Robert Stigwood, who produced Saturday Night Fever, asked The Bee Gees to write music for the film. And they did. Stigwood originally wanted the opening song to be called “Saturday Night,” but The Bee Gees objected. They said there have been enough songs with that in their title. Also, the move had it in its title.
A bit of trivia is one about the perhaps strange line in the lyrics: “We can try to understand the New York Times‘ effect on man.” Evidently, this referred to Stigwood’s inspiration for the film after reading an article in the Times about the Brooklyn disco club scene.
Despite all of this colossal commercial success, The Bee Gees felt it positioned them as disco artists. They had been singing in a variety of styles, including rock, pop, and soul, since the late 1950s. Robin Gibb said, “We were not disco…People who emulated us were disco. All you heard on the radio were…syn-drum sounds. We never had a syn-drum on one of our records.” Be that as it may, “Stayin’ Alive” become one of their signature songs. Ah, be careful what you wish for, indeed.
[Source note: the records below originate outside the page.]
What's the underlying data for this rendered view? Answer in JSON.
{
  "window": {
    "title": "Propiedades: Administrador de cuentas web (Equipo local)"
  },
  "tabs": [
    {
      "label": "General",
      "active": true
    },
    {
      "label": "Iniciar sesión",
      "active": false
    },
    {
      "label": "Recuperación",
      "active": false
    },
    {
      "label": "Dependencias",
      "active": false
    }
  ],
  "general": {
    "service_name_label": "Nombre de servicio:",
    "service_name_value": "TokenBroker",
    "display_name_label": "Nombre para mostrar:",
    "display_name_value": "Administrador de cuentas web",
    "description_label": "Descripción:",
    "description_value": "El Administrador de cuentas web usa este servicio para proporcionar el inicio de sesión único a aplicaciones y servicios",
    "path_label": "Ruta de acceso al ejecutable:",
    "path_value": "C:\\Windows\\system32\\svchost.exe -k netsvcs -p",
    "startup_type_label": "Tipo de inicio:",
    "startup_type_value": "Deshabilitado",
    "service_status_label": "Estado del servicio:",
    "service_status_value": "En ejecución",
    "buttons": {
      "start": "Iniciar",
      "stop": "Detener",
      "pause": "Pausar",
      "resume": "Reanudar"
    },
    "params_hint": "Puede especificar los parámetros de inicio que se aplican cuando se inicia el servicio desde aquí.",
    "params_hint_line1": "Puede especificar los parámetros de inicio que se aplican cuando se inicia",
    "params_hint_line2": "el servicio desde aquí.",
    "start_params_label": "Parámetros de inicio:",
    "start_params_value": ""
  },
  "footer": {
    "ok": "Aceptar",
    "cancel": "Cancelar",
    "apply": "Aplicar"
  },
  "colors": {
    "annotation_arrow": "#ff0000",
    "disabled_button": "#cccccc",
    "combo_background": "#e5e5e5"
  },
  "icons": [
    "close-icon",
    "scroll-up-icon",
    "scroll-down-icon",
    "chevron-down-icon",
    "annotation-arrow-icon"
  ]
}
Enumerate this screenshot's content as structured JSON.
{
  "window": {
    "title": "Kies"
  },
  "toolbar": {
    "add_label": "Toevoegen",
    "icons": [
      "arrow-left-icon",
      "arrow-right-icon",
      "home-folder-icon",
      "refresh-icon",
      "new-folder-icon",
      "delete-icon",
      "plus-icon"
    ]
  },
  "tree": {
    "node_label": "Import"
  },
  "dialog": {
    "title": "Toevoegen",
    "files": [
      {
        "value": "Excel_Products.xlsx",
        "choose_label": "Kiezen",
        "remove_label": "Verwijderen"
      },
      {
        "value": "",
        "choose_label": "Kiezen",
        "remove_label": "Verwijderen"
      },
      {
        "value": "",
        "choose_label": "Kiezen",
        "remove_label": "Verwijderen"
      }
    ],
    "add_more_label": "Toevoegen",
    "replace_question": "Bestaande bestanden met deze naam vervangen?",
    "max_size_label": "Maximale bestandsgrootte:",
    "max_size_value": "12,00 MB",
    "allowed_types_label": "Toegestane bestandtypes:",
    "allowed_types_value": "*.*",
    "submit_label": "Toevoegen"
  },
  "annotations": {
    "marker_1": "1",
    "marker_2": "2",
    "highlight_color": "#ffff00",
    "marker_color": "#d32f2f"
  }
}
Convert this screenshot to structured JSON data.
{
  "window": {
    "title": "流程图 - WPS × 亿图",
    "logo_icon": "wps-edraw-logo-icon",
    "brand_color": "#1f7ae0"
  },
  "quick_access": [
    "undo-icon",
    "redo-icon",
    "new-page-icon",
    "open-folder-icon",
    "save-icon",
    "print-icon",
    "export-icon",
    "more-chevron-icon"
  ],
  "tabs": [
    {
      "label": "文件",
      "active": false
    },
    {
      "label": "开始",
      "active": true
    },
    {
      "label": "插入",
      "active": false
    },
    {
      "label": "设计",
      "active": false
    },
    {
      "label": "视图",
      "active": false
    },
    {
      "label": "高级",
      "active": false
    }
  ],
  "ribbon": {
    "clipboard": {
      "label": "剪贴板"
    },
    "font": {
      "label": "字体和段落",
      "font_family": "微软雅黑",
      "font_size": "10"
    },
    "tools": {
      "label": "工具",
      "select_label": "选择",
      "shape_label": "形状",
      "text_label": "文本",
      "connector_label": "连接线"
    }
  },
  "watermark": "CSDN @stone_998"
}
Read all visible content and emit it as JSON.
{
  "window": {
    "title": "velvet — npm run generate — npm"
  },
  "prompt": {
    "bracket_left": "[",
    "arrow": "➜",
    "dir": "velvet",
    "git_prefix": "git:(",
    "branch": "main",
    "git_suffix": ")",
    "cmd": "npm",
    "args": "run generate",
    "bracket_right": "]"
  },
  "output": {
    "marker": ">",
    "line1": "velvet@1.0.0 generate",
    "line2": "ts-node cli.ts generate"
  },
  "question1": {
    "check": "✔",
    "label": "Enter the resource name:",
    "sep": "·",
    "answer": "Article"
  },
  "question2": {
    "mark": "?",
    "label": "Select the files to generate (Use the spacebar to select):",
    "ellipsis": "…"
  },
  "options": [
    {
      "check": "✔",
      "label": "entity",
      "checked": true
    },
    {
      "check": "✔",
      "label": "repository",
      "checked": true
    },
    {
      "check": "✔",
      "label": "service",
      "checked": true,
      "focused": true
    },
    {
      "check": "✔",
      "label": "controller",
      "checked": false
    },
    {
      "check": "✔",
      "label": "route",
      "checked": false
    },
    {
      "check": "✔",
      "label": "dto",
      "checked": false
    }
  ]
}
On the track were Barry Gibb (lead, harmony and backing vocals, rhythm guitar), Robin Gibb (harmony and backing vocals), Maurice Gibb (harmony and backing vocals, bass), Alan Kendall (lead guitar), Blue Weaver (keyboards, synthesizer, Dennis Bryon (drums), and Joe Lala (percussion). The Bee Gees continued to tour and perform for many decades. Barry, the only surviving member now, performs, sometimes solo and sometimes with his son Steve Gibb.